Jim has two basic premises: (1) the Silverage is not as good as what we have today and (2) It is more of a trip down a nostalgic lane and a place for modern writers to mine gold as the Silverage creators had tons of throw away ideas which have great potential.
Let’s start with the first part of Jim’s argument that the Silverage isn’t as good as what we have today. In a sense, everyone agrees that the superhero stories today are better than the superhero stories written during the Silverage. As Jim stated, Silverage books were written for a different audience. It was written for us when we were between 8 and 12. Now that we’re older, it’s obvious the books and stories that we read as children no longer hold the same appeal.

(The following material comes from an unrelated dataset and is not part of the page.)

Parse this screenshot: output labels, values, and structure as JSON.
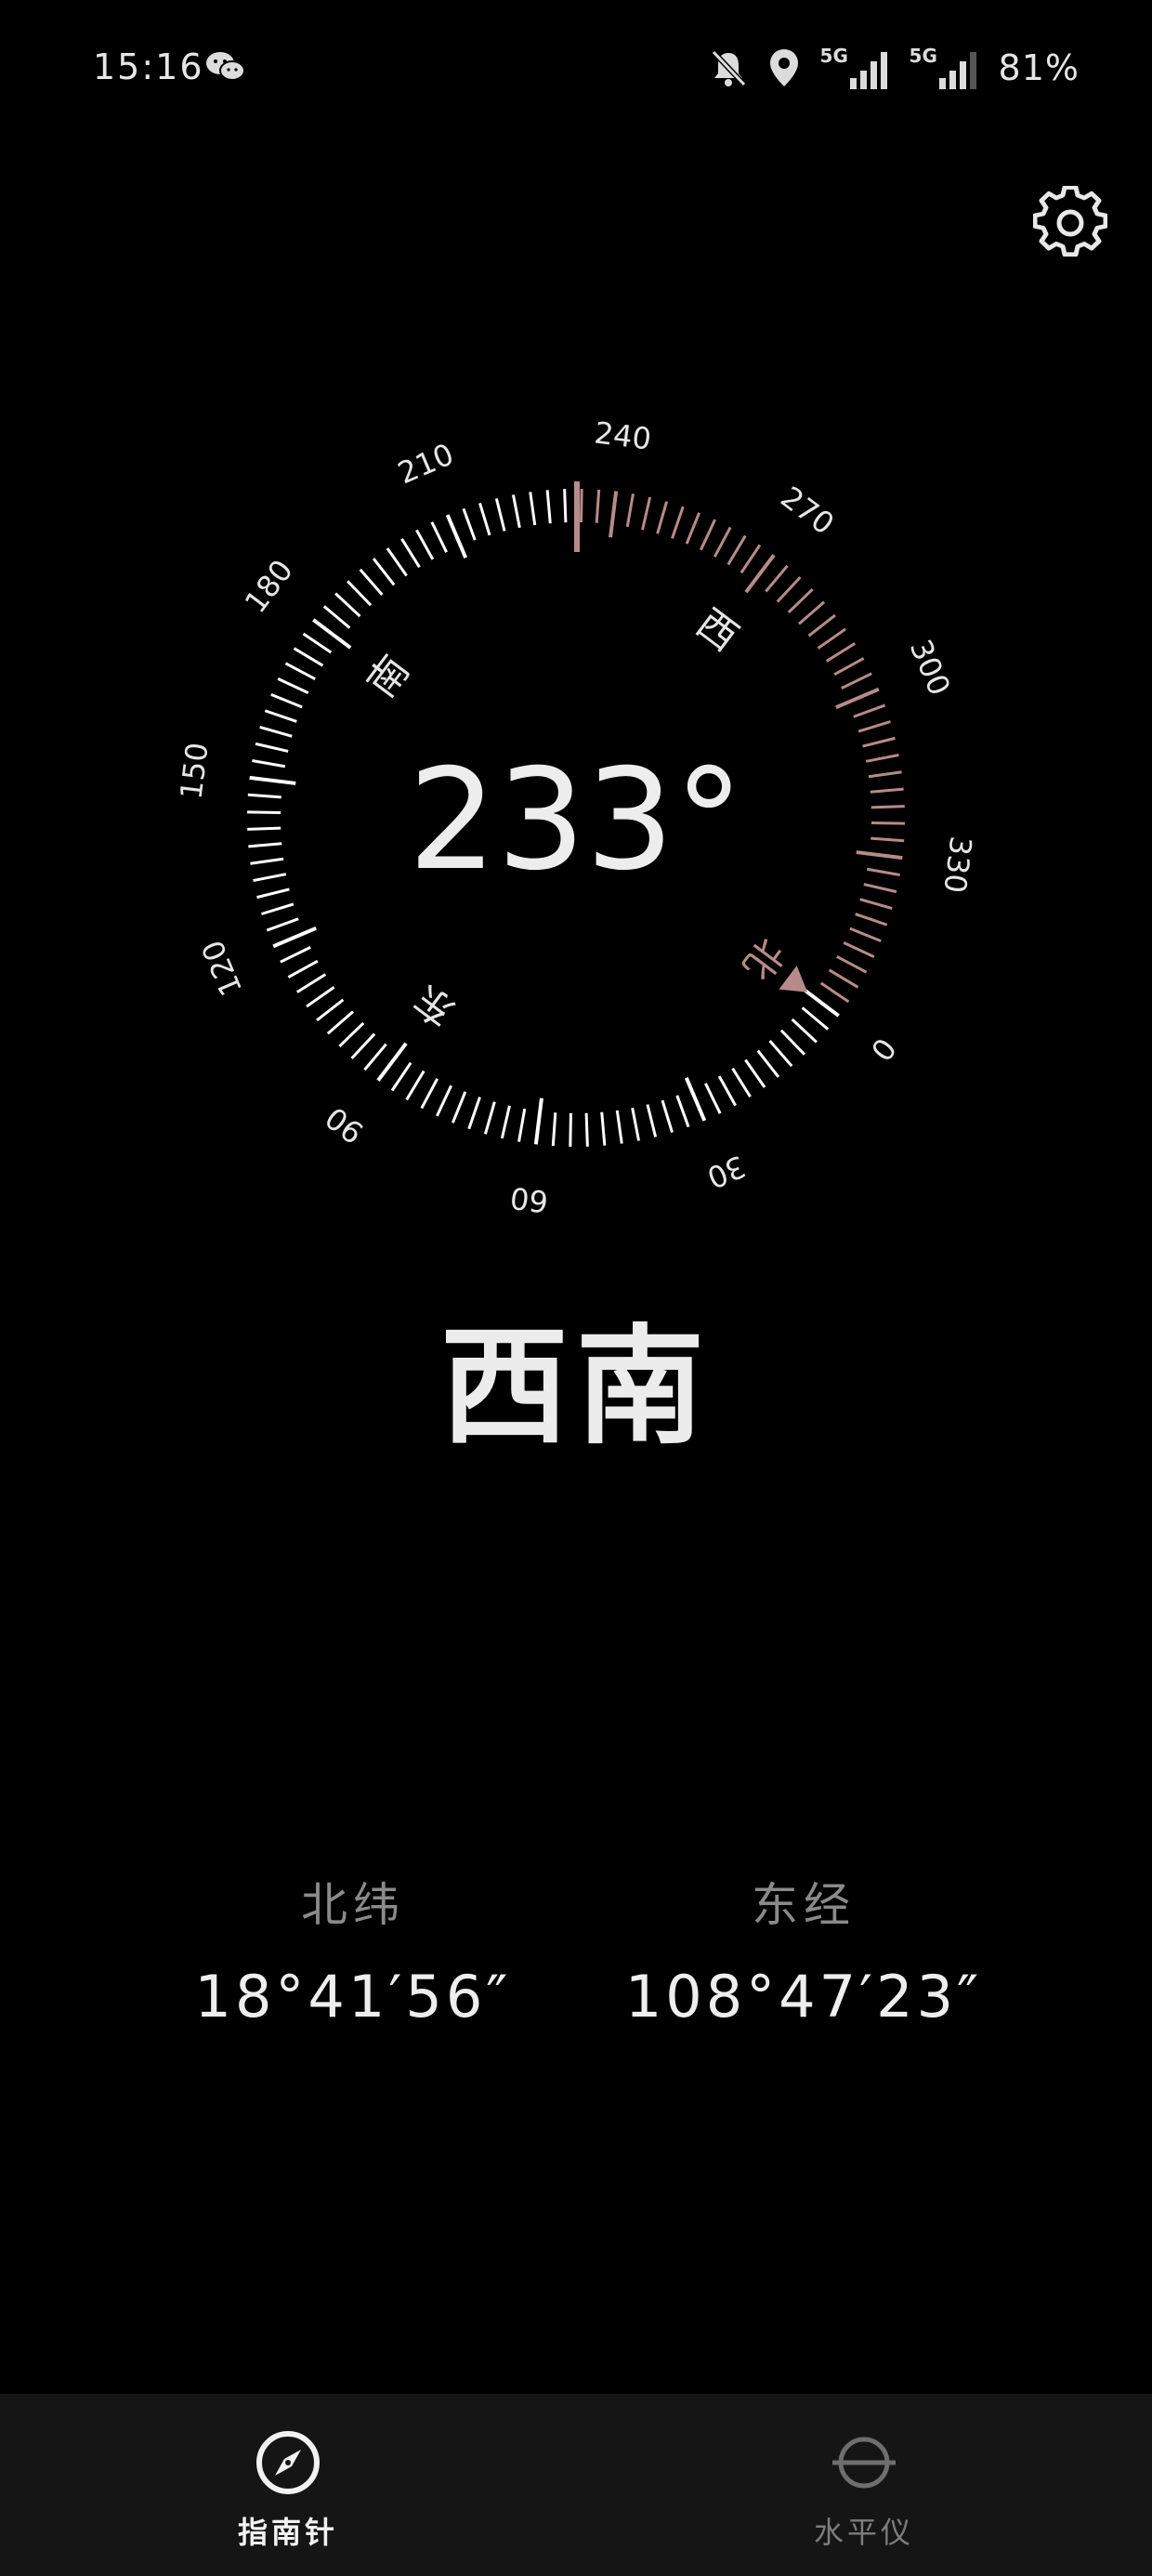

I’ve always like the quote, "When I was a child, I spoke as a child, I felt as a child, I thought as a child. Now that I have become a man, I have put away childish things," and that applies to comic books perfectly. But, what happened was the children grew up and still wanted to read comic books. Therefore, comic books have become more sophisticated to match the older readerships tastes.
If Jim had added the caveat ‘for me’ to his statement “Comic books are a lot better now then they ever have been in the US” then I could have agreed with him. But, I would argue that comic books are worse for 8-12 year old boys these days then they were in the Silverge. And I think they are infinitely worse for 8-12 year old girls.

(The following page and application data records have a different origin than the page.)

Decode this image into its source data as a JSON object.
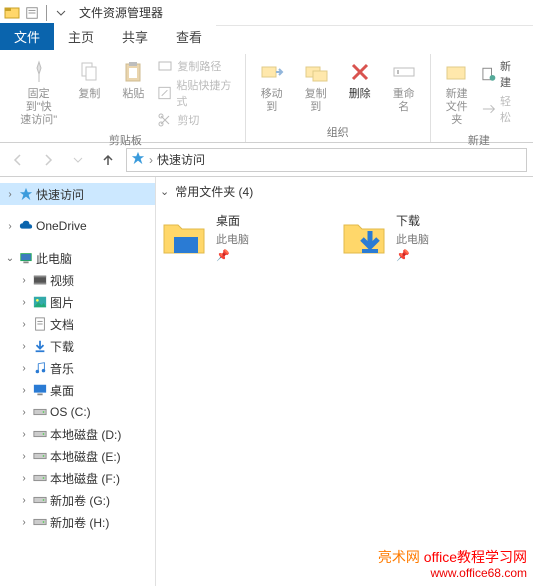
{
  "titlebar": {
    "title": "文件资源管理器"
  },
  "tabs": [
    {
      "label": "文件",
      "active": true
    },
    {
      "label": "主页",
      "active": false
    },
    {
      "label": "共享",
      "active": false
    },
    {
      "label": "查看",
      "active": false
    }
  ],
  "ribbon": {
    "groups": [
      {
        "label": "剪贴板",
        "pin": {
          "label": "固定到\"快\n速访问\""
        },
        "copy": {
          "label": "复制"
        },
        "paste": {
          "label": "粘贴"
        },
        "copypath": {
          "label": "复制路径"
        },
        "shortcut": {
          "label": "粘贴快捷方式"
        },
        "cut": {
          "label": "剪切"
        }
      },
      {
        "label": "组织",
        "move": {
          "label": "移动到"
        },
        "copyTo": {
          "label": "复制到"
        },
        "delete": {
          "label": "删除"
        },
        "rename": {
          "label": "重命名"
        }
      },
      {
        "label": "新建",
        "newFolder": {
          "label": "新建\n文件夹"
        },
        "newItem": {
          "label": "新建"
        },
        "easy": {
          "label": "轻松"
        }
      }
    ]
  },
  "nav": {
    "location": "快速访问"
  },
  "tree": {
    "quick": "快速访问",
    "onedrive": "OneDrive",
    "thispc": "此电脑",
    "items": [
      {
        "icon": "video",
        "label": "视频"
      },
      {
        "icon": "picture",
        "label": "图片"
      },
      {
        "icon": "document",
        "label": "文档"
      },
      {
        "icon": "download",
        "label": "下载"
      },
      {
        "icon": "music",
        "label": "音乐"
      },
      {
        "icon": "desktop",
        "label": "桌面"
      },
      {
        "icon": "drive",
        "label": "OS (C:)"
      },
      {
        "icon": "drive",
        "label": "本地磁盘 (D:)"
      },
      {
        "icon": "drive",
        "label": "本地磁盘 (E:)"
      },
      {
        "icon": "drive",
        "label": "本地磁盘 (F:)"
      },
      {
        "icon": "drive",
        "label": "新加卷 (G:)"
      },
      {
        "icon": "drive",
        "label": "新加卷 (H:)"
      }
    ]
  },
  "content": {
    "header": "常用文件夹 (4)",
    "folders": [
      {
        "name": "桌面",
        "sub": "此电脑",
        "type": "desktop"
      },
      {
        "name": "下载",
        "sub": "此电脑",
        "type": "download"
      }
    ]
  },
  "watermark": {
    "line1a": "亮术网",
    "line1b": "office教程学习网",
    "line2": "www.office68.com"
  }
}
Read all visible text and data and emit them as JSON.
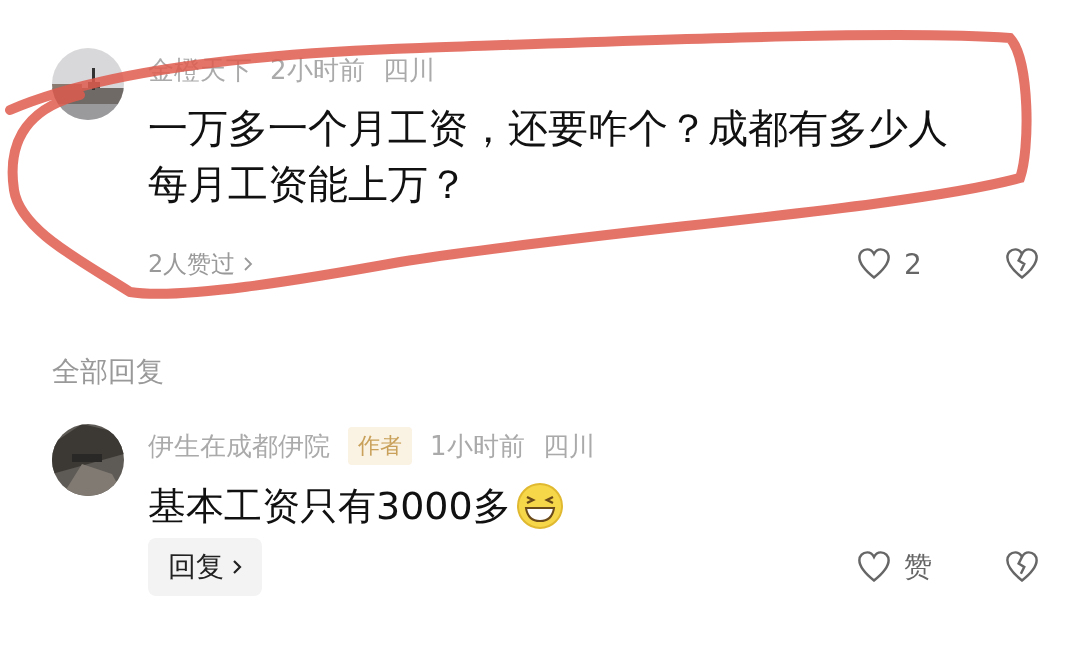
{
  "comment": {
    "author": "金橙天下",
    "time": "2小时前",
    "location": "四川",
    "text": "一万多一个月工资，还要咋个？成都有多少人每月工资能上万？",
    "likers": "2人赞过",
    "like_count": "2"
  },
  "replies_heading": "全部回复",
  "replies": [
    {
      "author": "伊生在成都伊院",
      "badge": "作者",
      "time": "1小时前",
      "location": "四川",
      "text": "基本工资只有3000多",
      "reply_button": "回复",
      "like_label": "赞"
    }
  ]
}
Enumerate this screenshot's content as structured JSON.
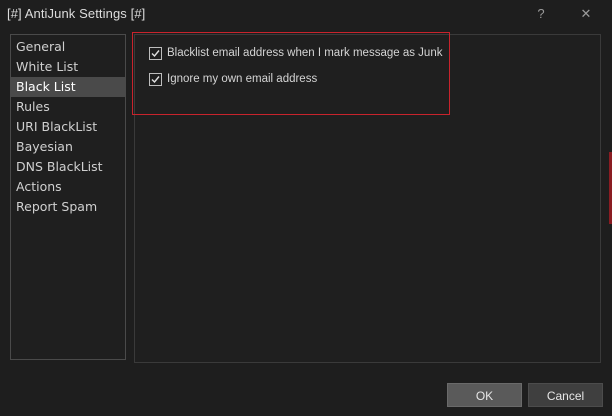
{
  "window": {
    "title": "[#] AntiJunk Settings [#]",
    "help_label": "?",
    "close_label": "✕"
  },
  "sidebar": {
    "items": [
      {
        "label": "General"
      },
      {
        "label": "White List"
      },
      {
        "label": "Black List",
        "selected": true
      },
      {
        "label": "Rules"
      },
      {
        "label": "URI BlackList"
      },
      {
        "label": "Bayesian"
      },
      {
        "label": "DNS BlackList"
      },
      {
        "label": "Actions"
      },
      {
        "label": "Report Spam"
      }
    ]
  },
  "options": [
    {
      "label": "Blacklist email address when I mark message as Junk",
      "checked": true
    },
    {
      "label": "Ignore my own email address",
      "checked": true
    }
  ],
  "buttons": {
    "ok_label": "OK",
    "cancel_label": "Cancel"
  },
  "colors": {
    "background": "#1e1e1e",
    "selected_item": "#4a4a4a",
    "highlight_border": "#c8232c"
  },
  "icons": {
    "help": "help-icon",
    "close": "close-icon",
    "check": "checkmark-icon"
  }
}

Most of the books today are marked T or T+. I certainly wouldn’t hand my son any of the Avengers books, or Thunderbolts, or many other titles. But I can hand my son any of the DC Archives or Marvel Masterworks, and I do, he tells me what I already know. Those are amazing superhero stories.

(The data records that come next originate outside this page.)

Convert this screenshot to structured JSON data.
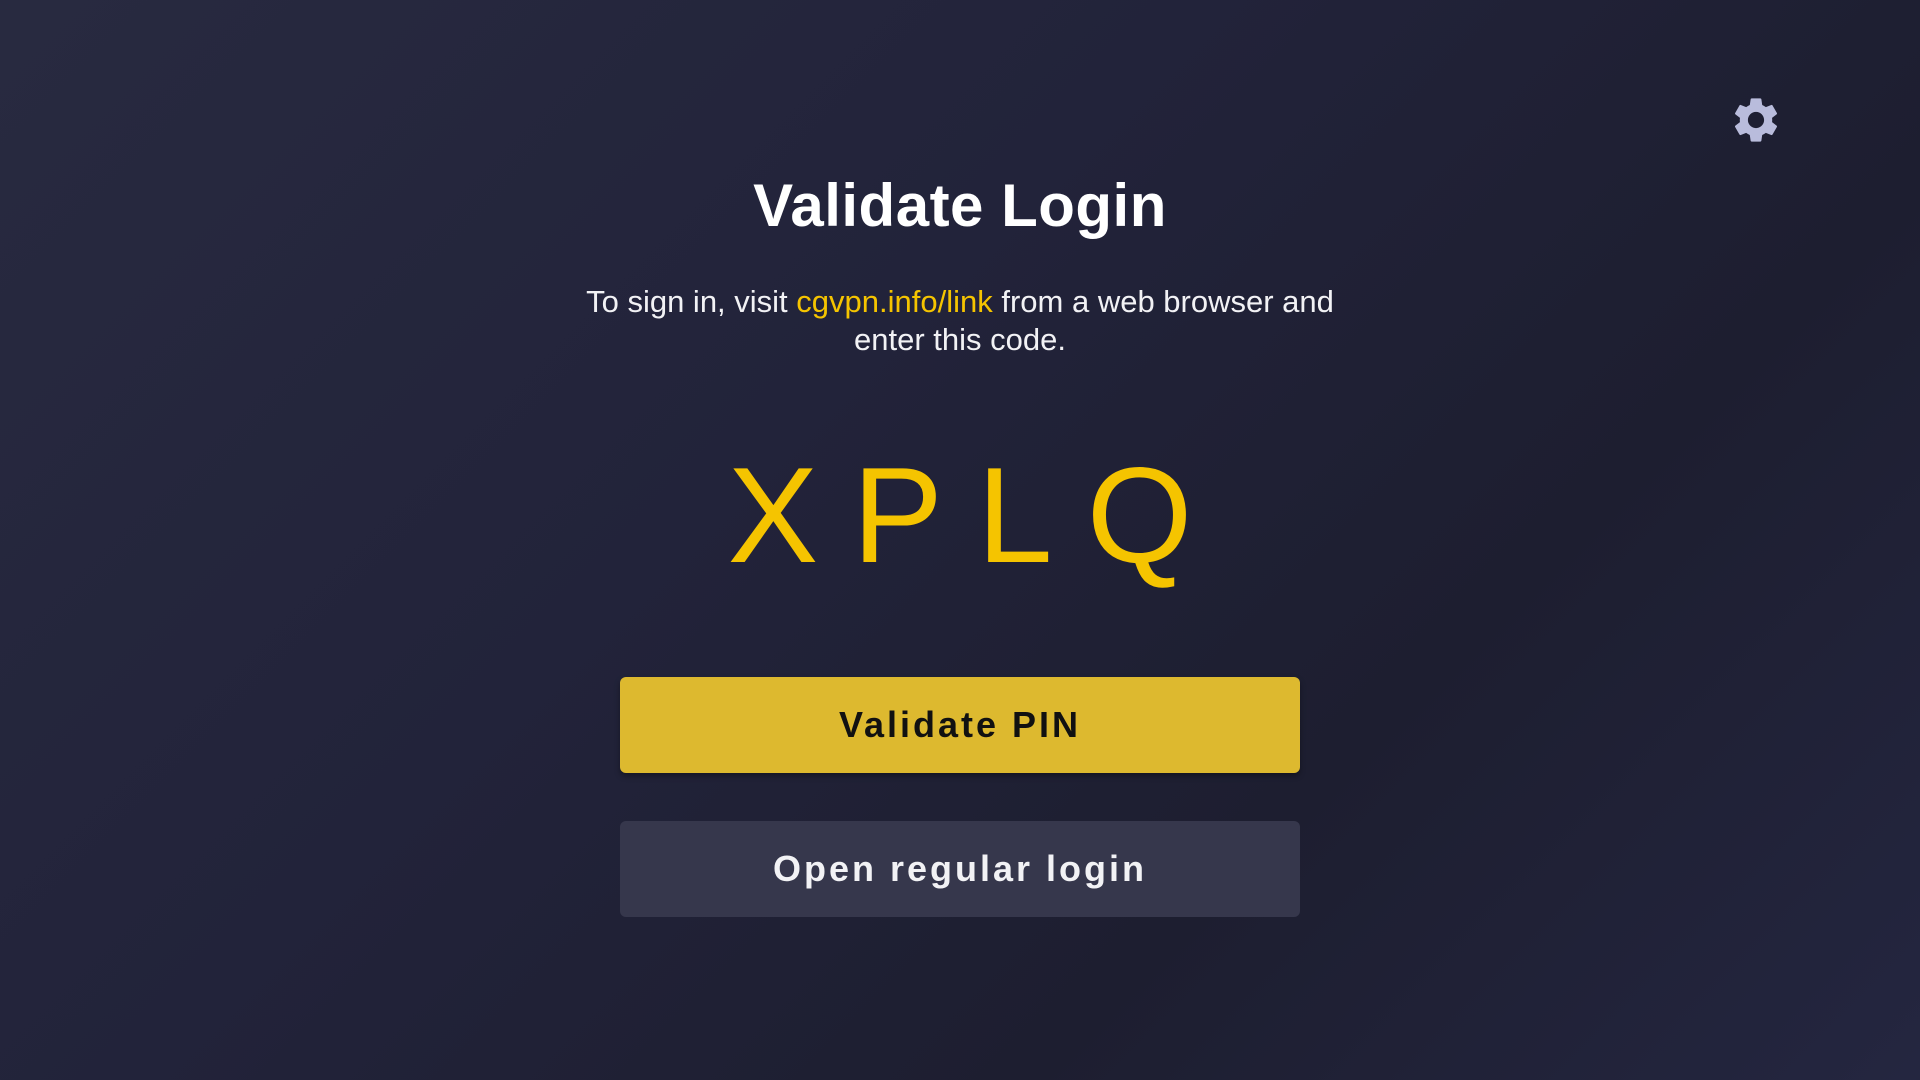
{
  "header": {
    "settings_icon": "gear-icon",
    "icon_color": "#b9bcdc"
  },
  "main": {
    "title": "Validate Login",
    "instructions": {
      "prefix": "To sign in, visit ",
      "link": "cgvpn.info/link",
      "suffix": " from a web browser and enter this code."
    },
    "code": "XPLQ",
    "validate_button_label": "Validate PIN",
    "regular_login_button_label": "Open regular login"
  },
  "colors": {
    "accent": "#f5c400",
    "primary_button": "#ddb92f",
    "secondary_button": "#36374c",
    "background": "#22233a"
  }
}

In terms of girl readers, there is no comparison in terms of the amount of material available for, and marketed to, girls today vs. what was aimed at them during the Silverage. The current Supergirl title isn’t aimed at girls at all. It’s written by men for the boys that read it. The same argument can be made about Powergirl, Catwoman, and almost all of the other female lead books.
I have a stack of Silverage and Bronze age Millie the Model books that my daughters have destroyed. All the paper dolls have been cut out and all the puzzles done. There is absolutely nothing comparable in today’s market that holds the same appeal for young girls. SIDE NOTE: All apologies to the Boom! Kids line because my girls like that… but I’m not going to point that out while I’m bashing Jim.
So, does that mean the Silveage material isn’t as good as today’s material? I say no. I would argue that Silverage superhero material has only gotten better over the years because there isn’t any other material for an 8 – 12 year old boy or girl to read.
Do Silverage stories hold up to re-reading and are they for nostalgia purposes only? It depends on who you ask. Does the reading experience hold up for me? The answer is yes and no. Archie, general humor, and horror titles tend to hold up pretty well because they aren't comparable to today's material. There's a certain timeless quality to humor and horror and I like to read them. But superheroes, for the most part, do not. Do the stories hold up for my children? That’s an emphatic yes.
I don’t think the Silverage has lost it’s luster at all. When I read it, it still brings back many a happy hour (or three) that I spent reading them. And, from Jim's statements to me about getting excited about the new ‘Dial H for Hero’ Showcase, I don’t think the Silverage has lost any luster for him either.